Read the records below and report each line in which "Enter" occurs.

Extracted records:
-----
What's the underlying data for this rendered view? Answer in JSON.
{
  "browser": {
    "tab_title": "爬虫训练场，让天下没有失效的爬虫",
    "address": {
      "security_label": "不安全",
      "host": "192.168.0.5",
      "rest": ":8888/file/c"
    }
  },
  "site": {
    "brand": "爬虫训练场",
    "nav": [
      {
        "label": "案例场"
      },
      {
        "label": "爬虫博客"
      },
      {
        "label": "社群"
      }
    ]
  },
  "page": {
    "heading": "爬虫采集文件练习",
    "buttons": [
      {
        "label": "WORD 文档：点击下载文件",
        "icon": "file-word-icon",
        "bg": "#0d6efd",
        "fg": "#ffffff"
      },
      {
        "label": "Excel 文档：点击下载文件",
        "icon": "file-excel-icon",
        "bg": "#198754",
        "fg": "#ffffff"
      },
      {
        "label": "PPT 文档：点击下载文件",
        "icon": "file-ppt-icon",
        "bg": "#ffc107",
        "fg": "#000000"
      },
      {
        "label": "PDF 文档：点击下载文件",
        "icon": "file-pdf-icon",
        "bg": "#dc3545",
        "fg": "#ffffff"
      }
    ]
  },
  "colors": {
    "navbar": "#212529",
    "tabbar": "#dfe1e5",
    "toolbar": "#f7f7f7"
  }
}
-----
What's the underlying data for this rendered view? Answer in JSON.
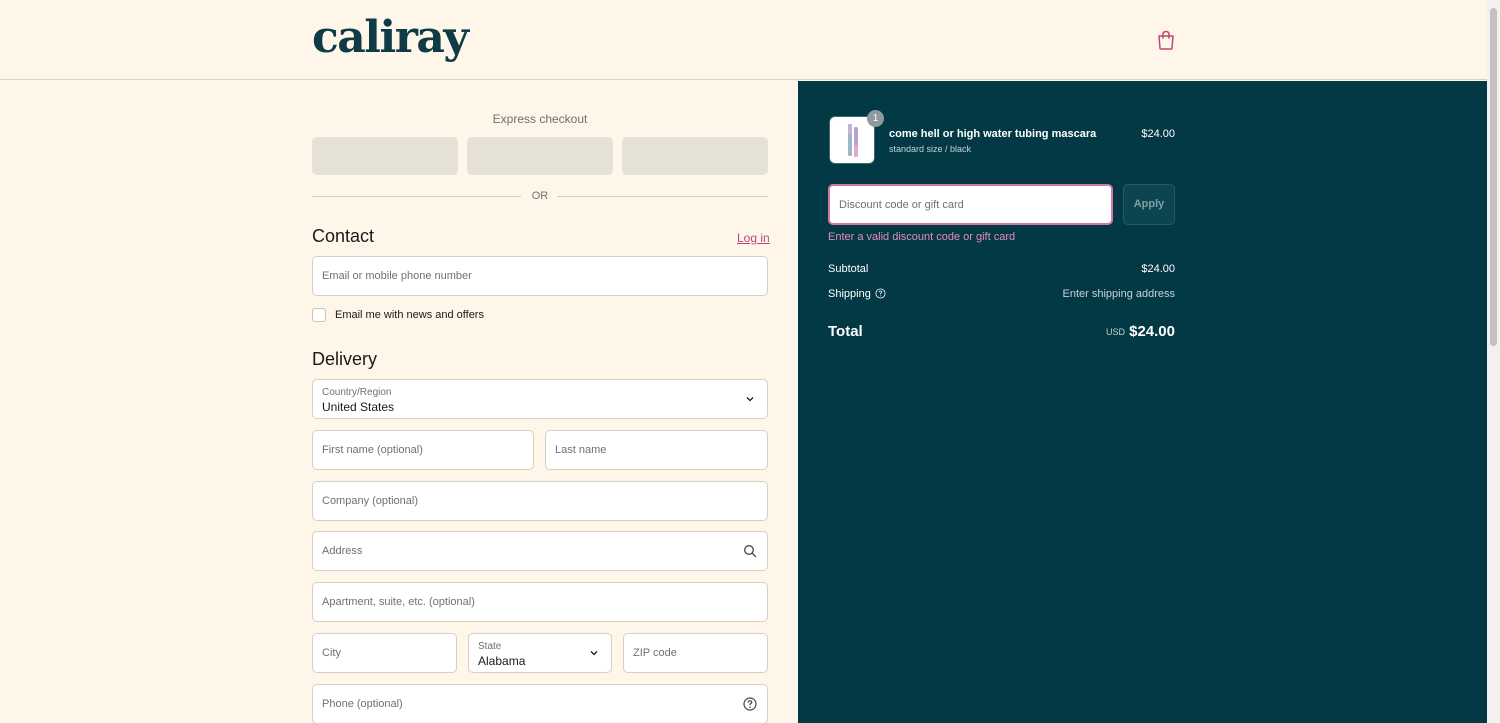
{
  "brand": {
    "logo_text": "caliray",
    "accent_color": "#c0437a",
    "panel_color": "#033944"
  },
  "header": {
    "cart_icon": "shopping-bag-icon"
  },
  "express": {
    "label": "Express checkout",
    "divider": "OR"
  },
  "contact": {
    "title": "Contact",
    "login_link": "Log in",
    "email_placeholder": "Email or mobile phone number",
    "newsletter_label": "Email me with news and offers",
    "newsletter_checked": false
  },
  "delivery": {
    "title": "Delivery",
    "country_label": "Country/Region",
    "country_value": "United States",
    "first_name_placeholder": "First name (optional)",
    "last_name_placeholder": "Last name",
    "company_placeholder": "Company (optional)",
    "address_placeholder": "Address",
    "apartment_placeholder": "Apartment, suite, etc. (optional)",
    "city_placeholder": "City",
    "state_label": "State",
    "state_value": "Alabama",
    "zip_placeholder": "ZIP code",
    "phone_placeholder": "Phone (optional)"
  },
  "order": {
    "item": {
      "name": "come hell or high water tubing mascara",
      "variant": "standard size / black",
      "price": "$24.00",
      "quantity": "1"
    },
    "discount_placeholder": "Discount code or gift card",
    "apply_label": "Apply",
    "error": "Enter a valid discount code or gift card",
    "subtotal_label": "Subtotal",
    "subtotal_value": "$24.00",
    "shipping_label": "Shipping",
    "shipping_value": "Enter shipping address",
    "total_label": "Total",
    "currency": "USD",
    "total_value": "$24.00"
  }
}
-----
## SOLUTION
    "error": "Enter a valid discount code or gift card",
    "shipping_value": "Enter shipping address",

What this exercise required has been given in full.